- Exercise goal:
Where a line in the records below includes "data", pull that line out.

- Input for this task:
________________________________________

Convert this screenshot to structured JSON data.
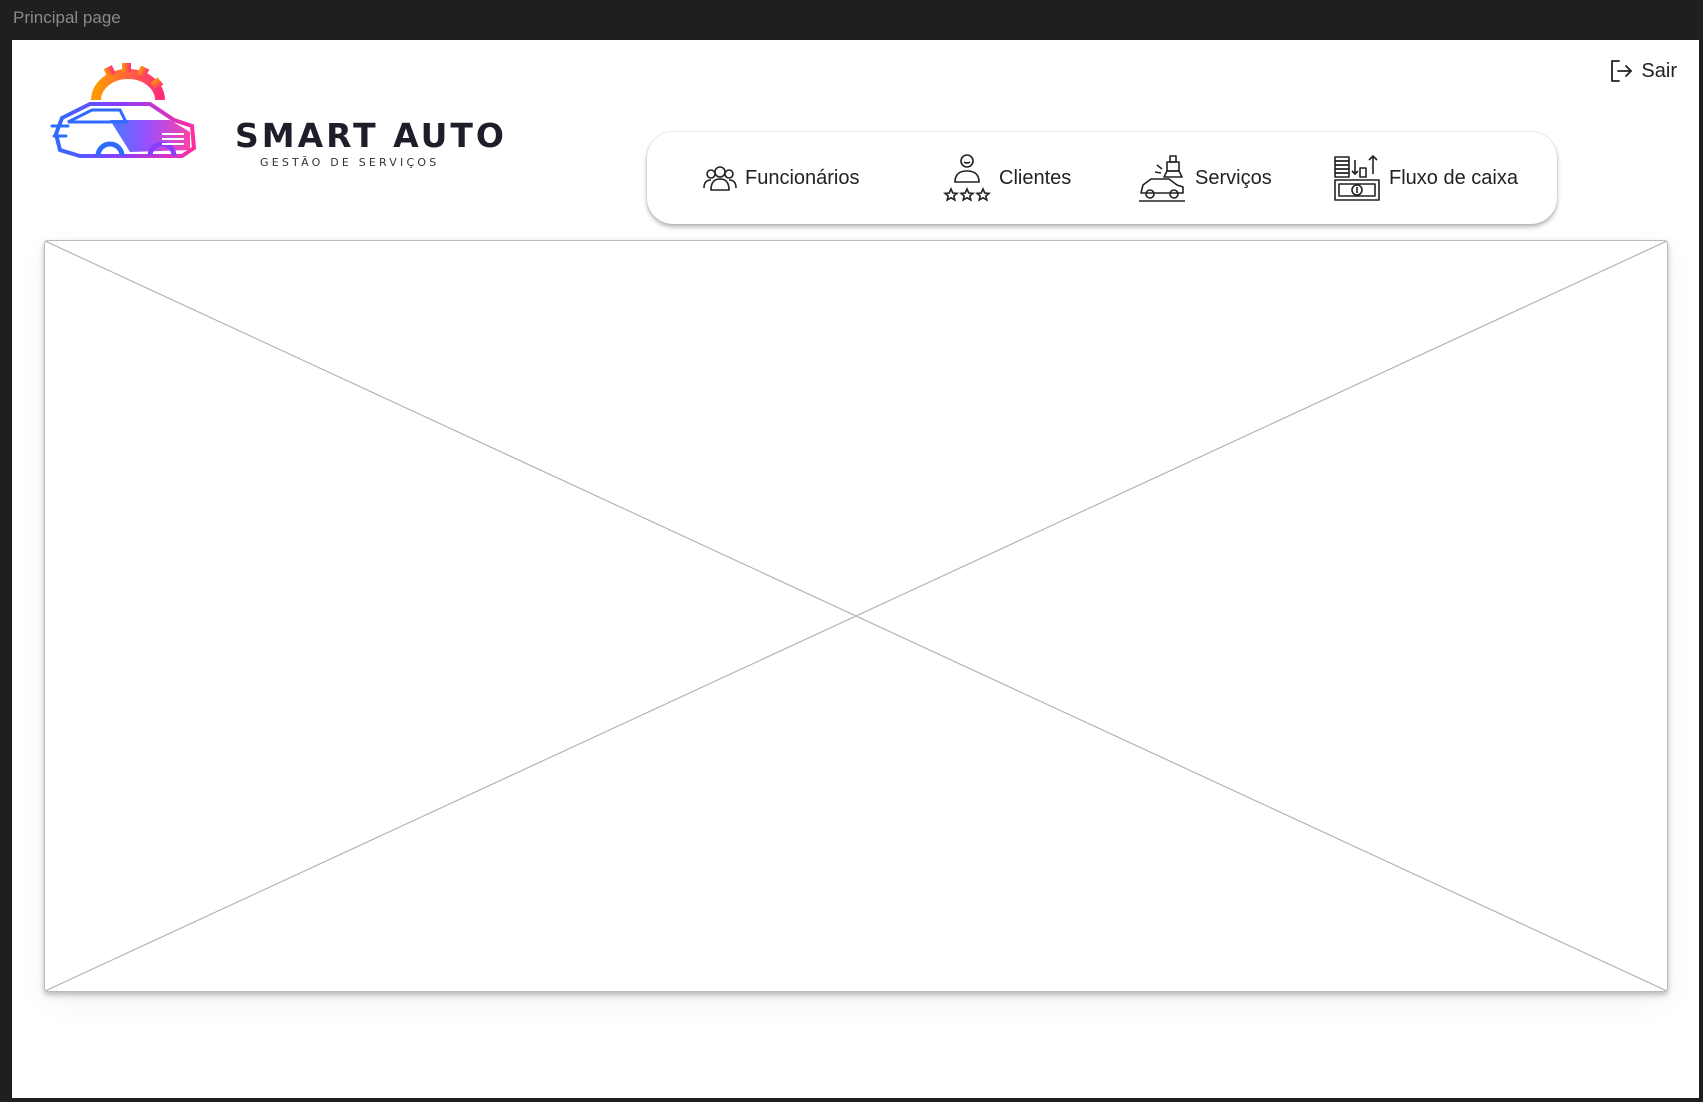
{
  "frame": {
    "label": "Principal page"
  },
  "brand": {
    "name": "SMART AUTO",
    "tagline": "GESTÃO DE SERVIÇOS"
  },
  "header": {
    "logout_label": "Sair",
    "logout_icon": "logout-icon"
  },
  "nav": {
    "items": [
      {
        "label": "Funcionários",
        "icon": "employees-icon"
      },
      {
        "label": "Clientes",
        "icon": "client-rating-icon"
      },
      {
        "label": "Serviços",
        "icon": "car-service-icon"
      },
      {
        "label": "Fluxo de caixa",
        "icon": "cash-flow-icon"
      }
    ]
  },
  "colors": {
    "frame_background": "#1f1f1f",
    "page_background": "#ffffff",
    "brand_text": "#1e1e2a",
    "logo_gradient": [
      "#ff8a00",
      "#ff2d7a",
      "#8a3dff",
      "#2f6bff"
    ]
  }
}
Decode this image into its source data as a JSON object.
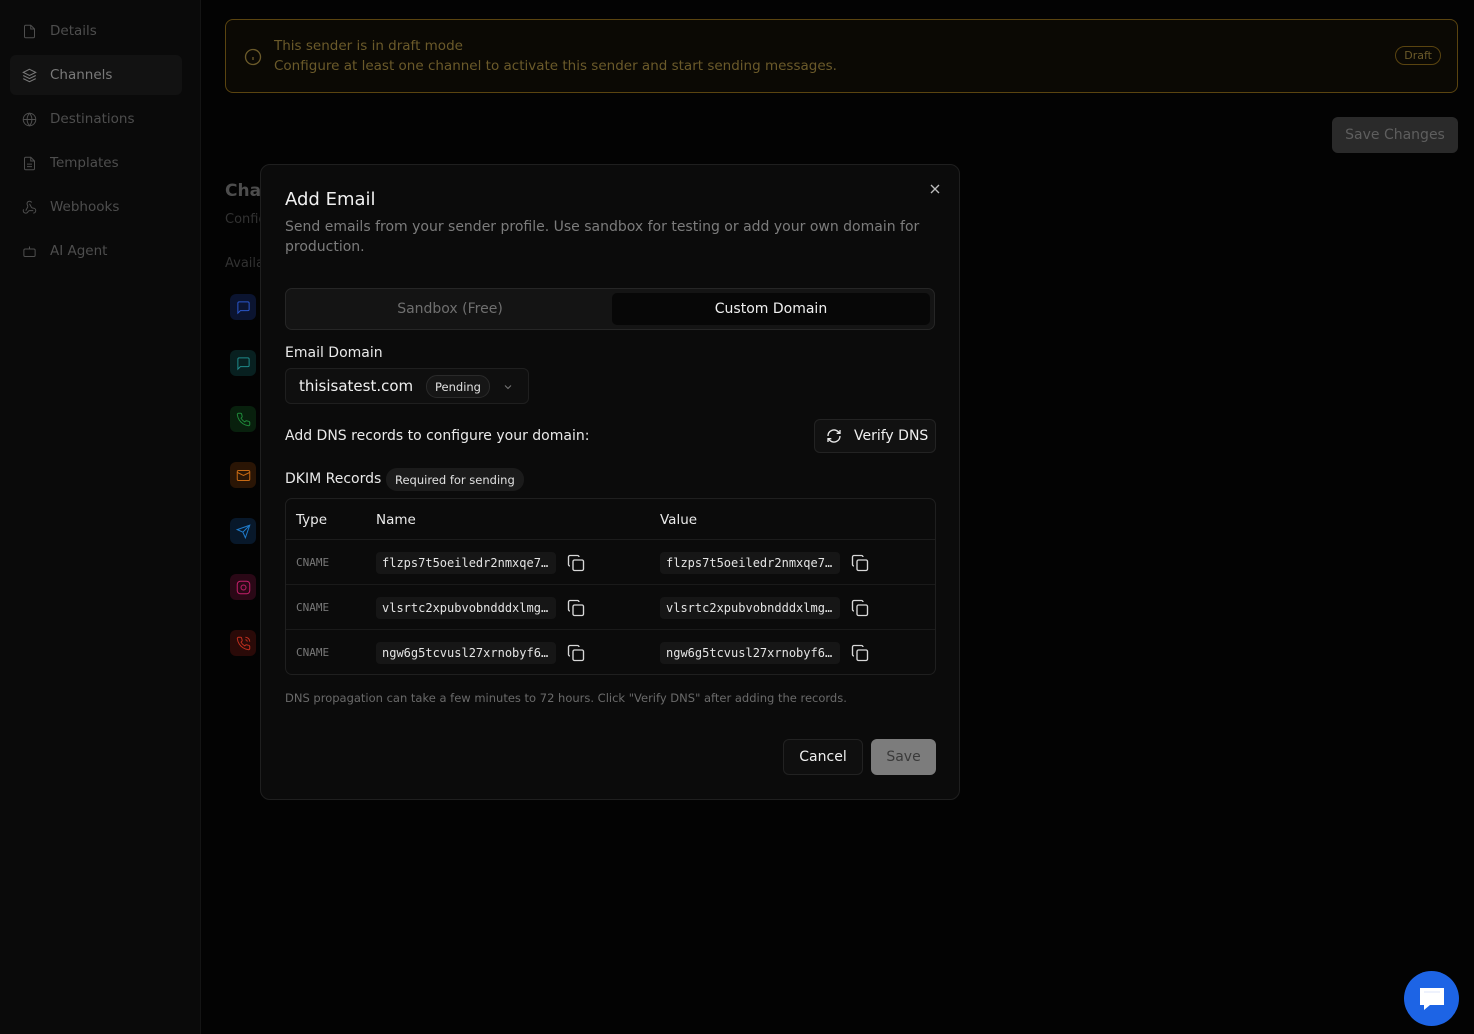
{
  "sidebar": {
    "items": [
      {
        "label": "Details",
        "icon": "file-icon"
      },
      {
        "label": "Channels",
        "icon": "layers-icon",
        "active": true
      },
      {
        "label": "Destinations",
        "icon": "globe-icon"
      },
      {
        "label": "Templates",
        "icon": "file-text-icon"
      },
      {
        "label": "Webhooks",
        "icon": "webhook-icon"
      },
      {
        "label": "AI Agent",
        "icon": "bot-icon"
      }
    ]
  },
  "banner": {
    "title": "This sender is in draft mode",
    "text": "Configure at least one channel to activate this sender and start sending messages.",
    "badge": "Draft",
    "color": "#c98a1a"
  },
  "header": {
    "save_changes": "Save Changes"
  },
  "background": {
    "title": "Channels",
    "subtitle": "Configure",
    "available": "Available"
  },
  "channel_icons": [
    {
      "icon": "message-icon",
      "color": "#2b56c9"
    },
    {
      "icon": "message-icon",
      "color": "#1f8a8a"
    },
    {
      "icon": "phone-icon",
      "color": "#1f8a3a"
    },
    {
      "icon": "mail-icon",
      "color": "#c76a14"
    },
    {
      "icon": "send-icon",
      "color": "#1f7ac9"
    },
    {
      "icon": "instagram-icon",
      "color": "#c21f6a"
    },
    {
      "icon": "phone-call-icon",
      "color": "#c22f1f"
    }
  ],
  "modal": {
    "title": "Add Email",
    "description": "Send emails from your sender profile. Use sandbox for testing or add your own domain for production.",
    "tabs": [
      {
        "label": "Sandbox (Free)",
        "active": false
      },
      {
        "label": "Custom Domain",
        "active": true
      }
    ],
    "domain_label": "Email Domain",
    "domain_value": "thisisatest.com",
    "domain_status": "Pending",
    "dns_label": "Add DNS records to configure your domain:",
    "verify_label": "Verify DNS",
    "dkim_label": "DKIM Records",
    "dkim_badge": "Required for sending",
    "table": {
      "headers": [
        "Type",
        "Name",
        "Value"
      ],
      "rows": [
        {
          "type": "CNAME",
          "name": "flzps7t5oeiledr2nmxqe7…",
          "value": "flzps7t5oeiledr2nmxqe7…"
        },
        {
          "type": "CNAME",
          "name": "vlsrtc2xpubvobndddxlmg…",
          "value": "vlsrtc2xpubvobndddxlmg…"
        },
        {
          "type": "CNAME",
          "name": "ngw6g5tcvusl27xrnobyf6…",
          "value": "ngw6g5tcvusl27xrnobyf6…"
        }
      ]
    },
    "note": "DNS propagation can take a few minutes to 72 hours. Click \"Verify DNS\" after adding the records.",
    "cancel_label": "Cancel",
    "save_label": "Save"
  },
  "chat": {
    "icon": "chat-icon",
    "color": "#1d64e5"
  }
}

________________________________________

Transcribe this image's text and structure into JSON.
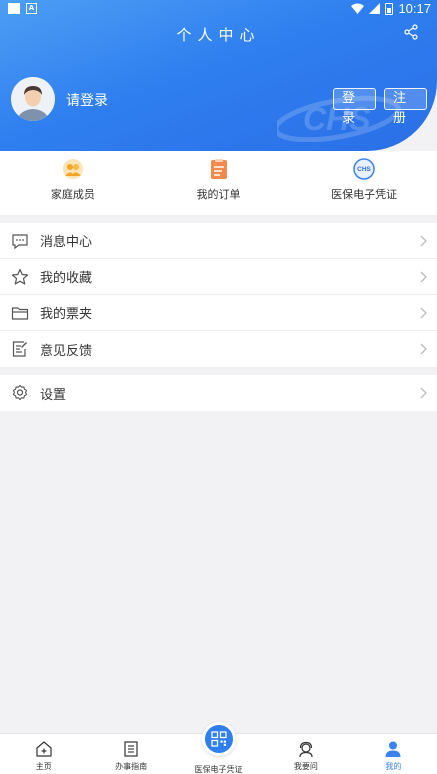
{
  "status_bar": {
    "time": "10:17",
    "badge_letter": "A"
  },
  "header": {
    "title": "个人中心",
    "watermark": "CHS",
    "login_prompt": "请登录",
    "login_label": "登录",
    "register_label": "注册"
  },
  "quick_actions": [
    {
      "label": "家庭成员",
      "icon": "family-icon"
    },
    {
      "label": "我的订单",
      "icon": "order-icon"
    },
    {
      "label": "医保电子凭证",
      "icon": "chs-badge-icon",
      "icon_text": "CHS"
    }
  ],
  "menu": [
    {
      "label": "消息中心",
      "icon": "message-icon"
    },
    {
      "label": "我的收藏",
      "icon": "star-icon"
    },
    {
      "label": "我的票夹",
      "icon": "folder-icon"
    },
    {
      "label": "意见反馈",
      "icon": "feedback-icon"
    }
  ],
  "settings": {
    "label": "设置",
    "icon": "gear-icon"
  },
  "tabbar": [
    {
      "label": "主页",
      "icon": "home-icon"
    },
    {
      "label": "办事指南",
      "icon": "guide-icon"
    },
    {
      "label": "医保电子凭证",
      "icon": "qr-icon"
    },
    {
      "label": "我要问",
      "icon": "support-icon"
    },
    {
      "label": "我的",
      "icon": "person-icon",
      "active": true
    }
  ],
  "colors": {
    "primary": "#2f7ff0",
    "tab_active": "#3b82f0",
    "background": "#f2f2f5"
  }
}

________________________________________

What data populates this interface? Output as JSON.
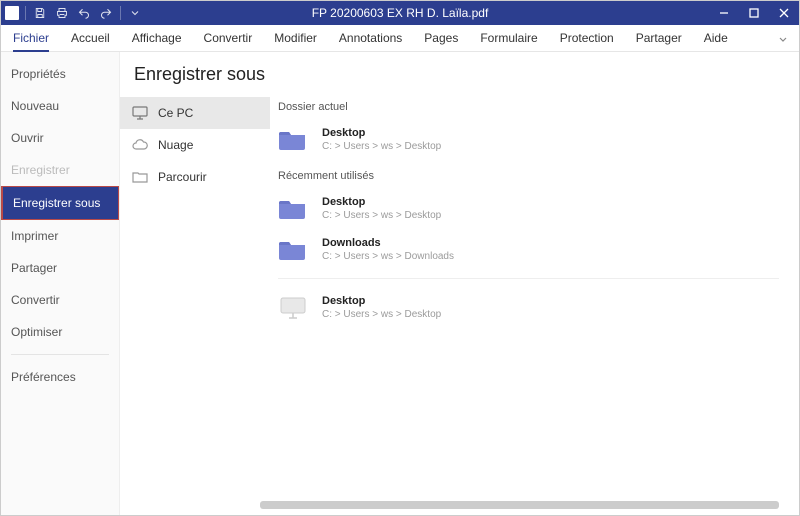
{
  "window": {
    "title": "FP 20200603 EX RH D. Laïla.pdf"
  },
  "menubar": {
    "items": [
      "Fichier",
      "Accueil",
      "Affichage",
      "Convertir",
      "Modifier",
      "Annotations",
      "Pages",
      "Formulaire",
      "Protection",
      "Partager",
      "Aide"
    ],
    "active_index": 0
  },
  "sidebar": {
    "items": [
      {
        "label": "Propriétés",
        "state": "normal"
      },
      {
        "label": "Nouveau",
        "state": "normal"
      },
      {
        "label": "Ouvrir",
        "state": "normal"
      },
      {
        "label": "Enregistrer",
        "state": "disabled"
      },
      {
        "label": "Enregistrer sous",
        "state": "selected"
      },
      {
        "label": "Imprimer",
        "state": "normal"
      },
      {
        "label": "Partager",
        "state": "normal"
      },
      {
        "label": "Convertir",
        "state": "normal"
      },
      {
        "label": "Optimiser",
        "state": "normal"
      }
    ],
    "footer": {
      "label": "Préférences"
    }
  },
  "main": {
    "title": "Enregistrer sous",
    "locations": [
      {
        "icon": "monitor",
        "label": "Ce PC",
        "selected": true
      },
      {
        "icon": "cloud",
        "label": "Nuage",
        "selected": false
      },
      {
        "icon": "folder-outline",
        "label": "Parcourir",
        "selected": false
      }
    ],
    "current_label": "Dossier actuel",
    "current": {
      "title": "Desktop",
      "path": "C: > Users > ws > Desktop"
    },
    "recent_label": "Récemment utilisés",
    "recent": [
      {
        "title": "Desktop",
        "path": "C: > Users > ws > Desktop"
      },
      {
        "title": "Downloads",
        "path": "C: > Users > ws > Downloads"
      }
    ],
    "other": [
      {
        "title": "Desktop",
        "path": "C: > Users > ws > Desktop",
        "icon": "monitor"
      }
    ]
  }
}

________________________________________

- Reply to the exercise:
Convert this screenshot to structured JSON data.
Decode this image into its source data as a JSON object.
What data populates this interface? Output as JSON.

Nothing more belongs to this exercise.